(Website and app data records)
- - -
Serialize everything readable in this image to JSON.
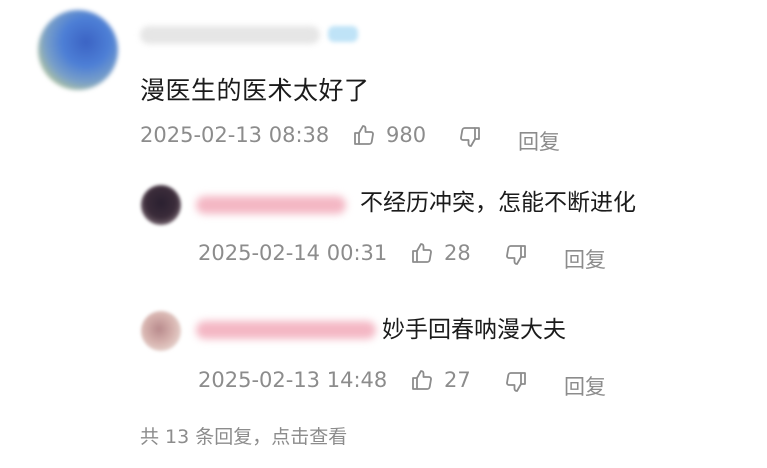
{
  "comment": {
    "text": "漫医生的医术太好了",
    "time": "2025-02-13 08:38",
    "likes": "980",
    "reply_label": "回复"
  },
  "replies": [
    {
      "text": "不经历冲突，怎能不断进化",
      "time": "2025-02-14 00:31",
      "likes": "28",
      "reply_label": "回复"
    },
    {
      "text": "妙手回春呐漫大夫",
      "time": "2025-02-13 14:48",
      "likes": "27",
      "reply_label": "回复"
    }
  ],
  "footer": {
    "text": "共 13 条回复，点击查看"
  },
  "colors": {
    "meta": "#8c8c8c",
    "text": "#1b1b1b",
    "name_blur": "#f4b7c4"
  }
}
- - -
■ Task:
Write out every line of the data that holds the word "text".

■ Your solution:
    "text": "漫医生的医术太好了",
      "text": "不经历冲突，怎能不断进化",
      "text": "妙手回春呐漫大夫",
    "text": "共 13 条回复，点击查看"
    "text": "#1b1b1b",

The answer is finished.